Task to complete – Below is a set of records, and all of them should be retyped exactly, minus the pictures.

Input records –
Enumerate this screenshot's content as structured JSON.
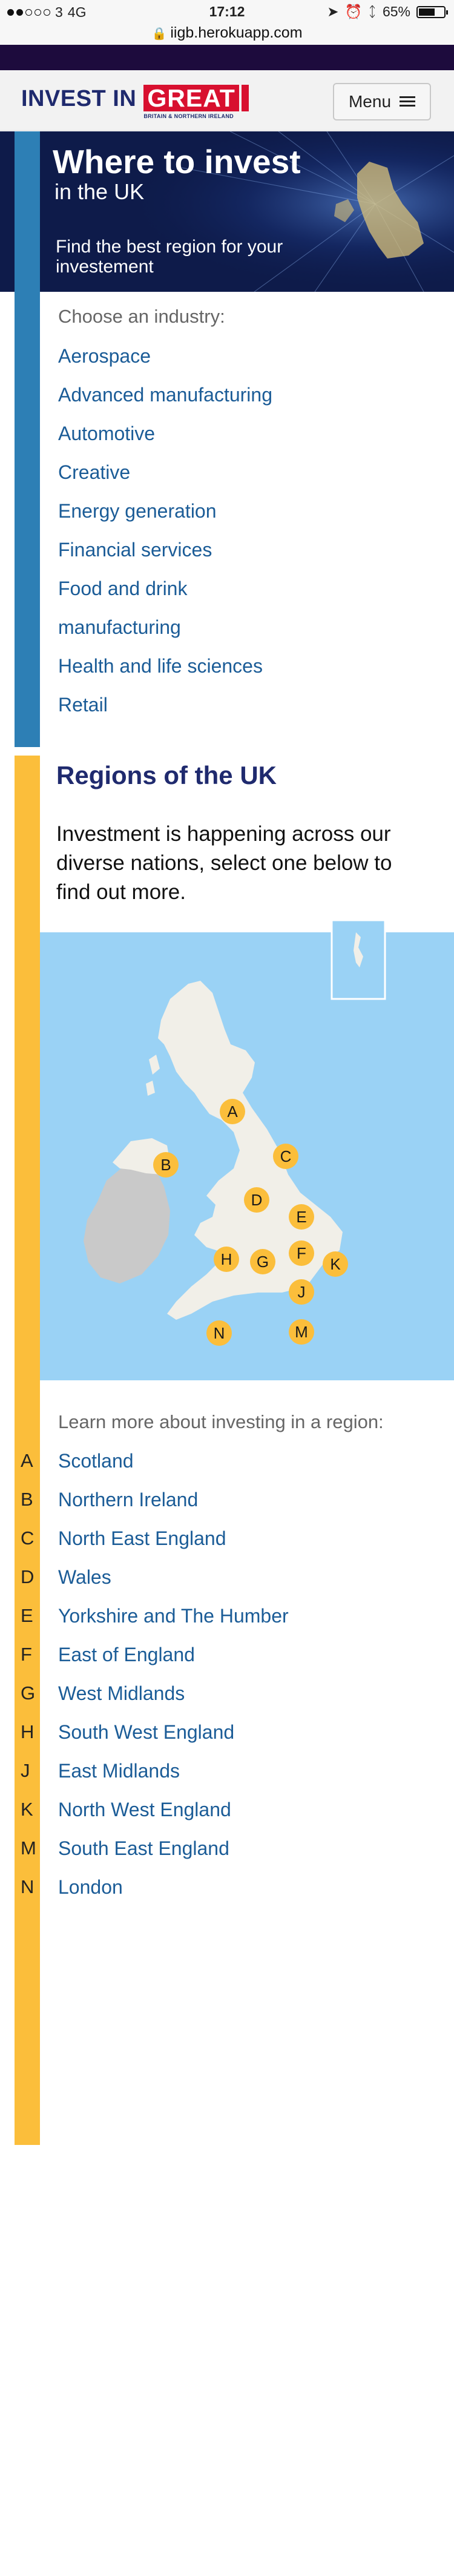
{
  "status_bar": {
    "carrier": "3",
    "network": "4G",
    "time": "17:12",
    "battery": "65%",
    "battery_level": 0.65
  },
  "browser": {
    "url": "iigb.herokuapp.com"
  },
  "header": {
    "logo_invest": "INVEST IN",
    "logo_great": "GREAT",
    "logo_tagline": "BRITAIN & NORTHERN IRELAND",
    "menu_label": "Menu"
  },
  "hero": {
    "title": "Where to invest",
    "subtitle": "in the UK",
    "text": "Find the best region for your investement"
  },
  "industries": {
    "label": "Choose an industry:",
    "items": [
      "Aerospace",
      "Advanced manufacturing",
      "Automotive",
      "Creative",
      "Energy generation",
      "Financial services",
      "Food and drink",
      "manufacturing",
      "Health and life sciences",
      "Retail"
    ]
  },
  "regions": {
    "title": "Regions of the UK",
    "intro": "Investment is happening across our diverse nations, select one below to find out more.",
    "learn_label": "Learn more about investing in a region:",
    "markers": [
      "A",
      "B",
      "C",
      "D",
      "E",
      "F",
      "G",
      "H",
      "J",
      "K",
      "M",
      "N"
    ],
    "items": [
      {
        "letter": "A",
        "name": "Scotland"
      },
      {
        "letter": "B",
        "name": "Northern Ireland"
      },
      {
        "letter": "C",
        "name": "North East England"
      },
      {
        "letter": "D",
        "name": "Wales"
      },
      {
        "letter": "E",
        "name": "Yorkshire and The Humber"
      },
      {
        "letter": "F",
        "name": "East of England"
      },
      {
        "letter": "G",
        "name": "West Midlands"
      },
      {
        "letter": "H",
        "name": "South West England"
      },
      {
        "letter": "J",
        "name": "East Midlands"
      },
      {
        "letter": "K",
        "name": "North West England"
      },
      {
        "letter": "M",
        "name": "South East England"
      },
      {
        "letter": "N",
        "name": "London"
      }
    ]
  },
  "colors": {
    "brand_navy": "#1f2a6e",
    "brand_red": "#d8102f",
    "industry_accent": "#2d7fb5",
    "region_accent": "#fbbe3b",
    "link_blue": "#1b5c97",
    "sea_blue": "#9ad2f5"
  }
}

Solution for this exercise –
Enumerate this screenshot's content as structured JSON.
{
  "status_bar": {
    "carrier": "3",
    "network": "4G",
    "time": "17:12",
    "battery": "65%",
    "battery_level": 0.65
  },
  "browser": {
    "url": "iigb.herokuapp.com"
  },
  "header": {
    "logo_invest": "INVEST IN",
    "logo_great": "GREAT",
    "logo_tagline": "BRITAIN & NORTHERN IRELAND",
    "menu_label": "Menu"
  },
  "hero": {
    "title": "Where to invest",
    "subtitle": "in the UK",
    "text": "Find the best region for your investement"
  },
  "industries": {
    "label": "Choose an industry:",
    "items": [
      "Aerospace",
      "Advanced manufacturing",
      "Automotive",
      "Creative",
      "Energy generation",
      "Financial services",
      "Food and drink",
      "manufacturing",
      "Health and life sciences",
      "Retail"
    ]
  },
  "regions": {
    "title": "Regions of the UK",
    "intro": "Investment is happening across our diverse nations, select one below to find out more.",
    "learn_label": "Learn more about investing in a region:",
    "markers": [
      "A",
      "B",
      "C",
      "D",
      "E",
      "F",
      "G",
      "H",
      "J",
      "K",
      "M",
      "N"
    ],
    "items": [
      {
        "letter": "A",
        "name": "Scotland"
      },
      {
        "letter": "B",
        "name": "Northern Ireland"
      },
      {
        "letter": "C",
        "name": "North East England"
      },
      {
        "letter": "D",
        "name": "Wales"
      },
      {
        "letter": "E",
        "name": "Yorkshire and The Humber"
      },
      {
        "letter": "F",
        "name": "East of England"
      },
      {
        "letter": "G",
        "name": "West Midlands"
      },
      {
        "letter": "H",
        "name": "South West England"
      },
      {
        "letter": "J",
        "name": "East Midlands"
      },
      {
        "letter": "K",
        "name": "North West England"
      },
      {
        "letter": "M",
        "name": "South East England"
      },
      {
        "letter": "N",
        "name": "London"
      }
    ]
  },
  "colors": {
    "brand_navy": "#1f2a6e",
    "brand_red": "#d8102f",
    "industry_accent": "#2d7fb5",
    "region_accent": "#fbbe3b",
    "link_blue": "#1b5c97",
    "sea_blue": "#9ad2f5"
  }
}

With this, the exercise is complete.